▶ [The task]:
Retype the listing without any alteration.

□ □ □ □ □

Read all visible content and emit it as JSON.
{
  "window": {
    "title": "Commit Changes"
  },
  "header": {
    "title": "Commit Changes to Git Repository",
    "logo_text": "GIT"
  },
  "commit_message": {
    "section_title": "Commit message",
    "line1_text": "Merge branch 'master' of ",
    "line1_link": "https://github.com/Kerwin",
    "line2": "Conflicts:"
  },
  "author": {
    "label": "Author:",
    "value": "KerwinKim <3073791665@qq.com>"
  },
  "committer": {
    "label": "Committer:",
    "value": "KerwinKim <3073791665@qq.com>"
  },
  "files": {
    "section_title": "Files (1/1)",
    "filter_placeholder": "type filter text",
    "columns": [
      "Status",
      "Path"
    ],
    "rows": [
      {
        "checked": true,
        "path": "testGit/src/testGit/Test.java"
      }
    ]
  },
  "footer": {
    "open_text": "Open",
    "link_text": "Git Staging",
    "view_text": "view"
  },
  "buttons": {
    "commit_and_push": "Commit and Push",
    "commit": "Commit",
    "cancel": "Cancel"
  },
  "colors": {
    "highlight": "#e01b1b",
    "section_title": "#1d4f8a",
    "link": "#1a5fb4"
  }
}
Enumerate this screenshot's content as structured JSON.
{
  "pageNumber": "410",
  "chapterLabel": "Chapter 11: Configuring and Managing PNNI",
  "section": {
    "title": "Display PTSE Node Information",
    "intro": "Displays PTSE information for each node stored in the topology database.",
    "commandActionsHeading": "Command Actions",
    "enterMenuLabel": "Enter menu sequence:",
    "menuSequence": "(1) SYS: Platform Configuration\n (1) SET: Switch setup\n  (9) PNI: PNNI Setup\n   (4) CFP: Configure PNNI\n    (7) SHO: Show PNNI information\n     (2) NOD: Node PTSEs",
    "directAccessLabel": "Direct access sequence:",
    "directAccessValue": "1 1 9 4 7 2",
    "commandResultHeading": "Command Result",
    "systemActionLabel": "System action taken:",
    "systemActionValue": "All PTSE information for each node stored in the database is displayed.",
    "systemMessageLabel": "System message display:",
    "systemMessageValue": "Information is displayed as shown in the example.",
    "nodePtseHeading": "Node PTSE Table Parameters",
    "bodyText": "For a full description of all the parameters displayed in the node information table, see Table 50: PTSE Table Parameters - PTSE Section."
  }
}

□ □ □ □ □

▶ [Expected answer]:
Read all visible content and emit it as JSON.
{
  "window": {
    "title": "Commit Changes"
  },
  "header": {
    "title": "Commit Changes to Git Repository",
    "logo_text": "GIT"
  },
  "commit_message": {
    "section_title": "Commit message",
    "line1_text": "Merge branch 'master' of ",
    "line1_link": "https://github.com/Kerwin",
    "line2": "Conflicts:"
  },
  "author": {
    "label": "Author:",
    "value": "KerwinKim <3073791665@qq.com>"
  },
  "committer": {
    "label": "Committer:",
    "value": "KerwinKim <3073791665@qq.com>"
  },
  "files": {
    "section_title": "Files (1/1)",
    "filter_placeholder": "type filter text",
    "columns": [
      "Status",
      "Path"
    ],
    "rows": [
      {
        "checked": true,
        "path": "testGit/src/testGit/Test.java"
      }
    ]
  },
  "footer": {
    "open_text": "Open",
    "link_text": "Git Staging",
    "view_text": "view"
  },
  "buttons": {
    "commit_and_push": "Commit and Push",
    "commit": "Commit",
    "cancel": "Cancel"
  },
  "colors": {
    "highlight": "#e01b1b",
    "section_title": "#1d4f8a",
    "link": "#1a5fb4"
  }
}
Enumerate this screenshot's content as structured JSON.
{
  "pageNumber": "410",
  "chapterLabel": "Chapter 11: Configuring and Managing PNNI",
  "section": {
    "title": "Display PTSE Node Information",
    "intro": "Displays PTSE information for each node stored in the topology database.",
    "commandActionsHeading": "Command Actions",
    "enterMenuLabel": "Enter menu sequence:",
    "menuSequence": "(1) SYS: Platform Configuration\n (1) SET: Switch setup\n  (9) PNI: PNNI Setup\n   (4) CFP: Configure PNNI\n    (7) SHO: Show PNNI information\n     (2) NOD: Node PTSEs",
    "directAccessLabel": "Direct access sequence:",
    "directAccessValue": "1 1 9 4 7 2",
    "commandResultHeading": "Command Result",
    "systemActionLabel": "System action taken:",
    "systemActionValue": "All PTSE information for each node stored in the database is displayed.",
    "systemMessageLabel": "System message display:",
    "systemMessageValue": "Information is displayed as shown in the example.",
    "nodePtseHeading": "Node PTSE Table Parameters",
    "bodyText": "For a full description of all the parameters displayed in the node information table, see Table 50: PTSE Table Parameters - PTSE Section."
  }
}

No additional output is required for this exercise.